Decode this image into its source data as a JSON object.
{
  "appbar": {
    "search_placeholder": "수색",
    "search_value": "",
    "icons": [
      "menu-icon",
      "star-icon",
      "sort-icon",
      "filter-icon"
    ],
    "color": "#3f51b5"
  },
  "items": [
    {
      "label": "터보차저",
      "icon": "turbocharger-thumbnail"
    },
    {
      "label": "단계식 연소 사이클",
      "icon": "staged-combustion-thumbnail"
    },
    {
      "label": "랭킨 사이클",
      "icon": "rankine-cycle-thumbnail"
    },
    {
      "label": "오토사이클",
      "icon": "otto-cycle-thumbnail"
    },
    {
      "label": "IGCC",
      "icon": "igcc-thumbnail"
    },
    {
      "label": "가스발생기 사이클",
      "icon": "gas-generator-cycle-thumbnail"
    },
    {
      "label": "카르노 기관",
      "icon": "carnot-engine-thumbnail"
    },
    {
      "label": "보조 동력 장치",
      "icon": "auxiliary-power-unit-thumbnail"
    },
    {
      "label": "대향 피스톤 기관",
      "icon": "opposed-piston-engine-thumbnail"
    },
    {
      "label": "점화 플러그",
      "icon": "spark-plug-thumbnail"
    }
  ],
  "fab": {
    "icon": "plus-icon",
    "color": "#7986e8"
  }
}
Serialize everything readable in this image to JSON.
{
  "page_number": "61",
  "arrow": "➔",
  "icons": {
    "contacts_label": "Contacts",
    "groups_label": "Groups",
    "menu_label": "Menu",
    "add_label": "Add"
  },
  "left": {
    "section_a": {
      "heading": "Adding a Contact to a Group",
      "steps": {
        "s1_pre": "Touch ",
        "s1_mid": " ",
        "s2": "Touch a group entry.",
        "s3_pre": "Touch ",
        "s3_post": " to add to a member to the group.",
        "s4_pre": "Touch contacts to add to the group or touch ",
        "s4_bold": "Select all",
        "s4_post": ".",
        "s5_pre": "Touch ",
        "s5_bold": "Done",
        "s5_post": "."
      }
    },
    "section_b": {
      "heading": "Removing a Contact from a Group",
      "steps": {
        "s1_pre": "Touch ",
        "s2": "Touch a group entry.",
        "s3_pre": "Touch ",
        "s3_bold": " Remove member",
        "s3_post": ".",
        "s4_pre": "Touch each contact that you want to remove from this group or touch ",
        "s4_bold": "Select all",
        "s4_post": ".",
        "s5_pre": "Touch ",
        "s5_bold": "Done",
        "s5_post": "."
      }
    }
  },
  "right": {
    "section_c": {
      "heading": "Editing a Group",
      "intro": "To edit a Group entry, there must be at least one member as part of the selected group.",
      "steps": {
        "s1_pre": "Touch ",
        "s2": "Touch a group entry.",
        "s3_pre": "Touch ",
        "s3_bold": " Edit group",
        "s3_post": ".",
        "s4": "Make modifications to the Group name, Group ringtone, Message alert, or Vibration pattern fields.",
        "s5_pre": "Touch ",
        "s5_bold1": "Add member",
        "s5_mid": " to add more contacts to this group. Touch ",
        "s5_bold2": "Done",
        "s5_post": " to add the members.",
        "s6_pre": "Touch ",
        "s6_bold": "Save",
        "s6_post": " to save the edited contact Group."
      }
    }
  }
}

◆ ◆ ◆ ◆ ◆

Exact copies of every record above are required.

__EXERCISE RESPONSE__.
Decode this image into its source data as a JSON object.
{
  "appbar": {
    "search_placeholder": "수색",
    "search_value": "",
    "icons": [
      "menu-icon",
      "star-icon",
      "sort-icon",
      "filter-icon"
    ],
    "color": "#3f51b5"
  },
  "items": [
    {
      "label": "터보차저",
      "icon": "turbocharger-thumbnail"
    },
    {
      "label": "단계식 연소 사이클",
      "icon": "staged-combustion-thumbnail"
    },
    {
      "label": "랭킨 사이클",
      "icon": "rankine-cycle-thumbnail"
    },
    {
      "label": "오토사이클",
      "icon": "otto-cycle-thumbnail"
    },
    {
      "label": "IGCC",
      "icon": "igcc-thumbnail"
    },
    {
      "label": "가스발생기 사이클",
      "icon": "gas-generator-cycle-thumbnail"
    },
    {
      "label": "카르노 기관",
      "icon": "carnot-engine-thumbnail"
    },
    {
      "label": "보조 동력 장치",
      "icon": "auxiliary-power-unit-thumbnail"
    },
    {
      "label": "대향 피스톤 기관",
      "icon": "opposed-piston-engine-thumbnail"
    },
    {
      "label": "점화 플러그",
      "icon": "spark-plug-thumbnail"
    }
  ],
  "fab": {
    "icon": "plus-icon",
    "color": "#7986e8"
  }
}
Serialize everything readable in this image to JSON.
{
  "page_number": "61",
  "arrow": "➔",
  "icons": {
    "contacts_label": "Contacts",
    "groups_label": "Groups",
    "menu_label": "Menu",
    "add_label": "Add"
  },
  "left": {
    "section_a": {
      "heading": "Adding a Contact to a Group",
      "steps": {
        "s1_pre": "Touch ",
        "s1_mid": " ",
        "s2": "Touch a group entry.",
        "s3_pre": "Touch ",
        "s3_post": " to add to a member to the group.",
        "s4_pre": "Touch contacts to add to the group or touch ",
        "s4_bold": "Select all",
        "s4_post": ".",
        "s5_pre": "Touch ",
        "s5_bold": "Done",
        "s5_post": "."
      }
    },
    "section_b": {
      "heading": "Removing a Contact from a Group",
      "steps": {
        "s1_pre": "Touch ",
        "s2": "Touch a group entry.",
        "s3_pre": "Touch ",
        "s3_bold": " Remove member",
        "s3_post": ".",
        "s4_pre": "Touch each contact that you want to remove from this group or touch ",
        "s4_bold": "Select all",
        "s4_post": ".",
        "s5_pre": "Touch ",
        "s5_bold": "Done",
        "s5_post": "."
      }
    }
  },
  "right": {
    "section_c": {
      "heading": "Editing a Group",
      "intro": "To edit a Group entry, there must be at least one member as part of the selected group.",
      "steps": {
        "s1_pre": "Touch ",
        "s2": "Touch a group entry.",
        "s3_pre": "Touch ",
        "s3_bold": " Edit group",
        "s3_post": ".",
        "s4": "Make modifications to the Group name, Group ringtone, Message alert, or Vibration pattern fields.",
        "s5_pre": "Touch ",
        "s5_bold1": "Add member",
        "s5_mid": " to add more contacts to this group. Touch ",
        "s5_bold2": "Done",
        "s5_post": " to add the members.",
        "s6_pre": "Touch ",
        "s6_bold": "Save",
        "s6_post": " to save the edited contact Group."
      }
    }
  }
}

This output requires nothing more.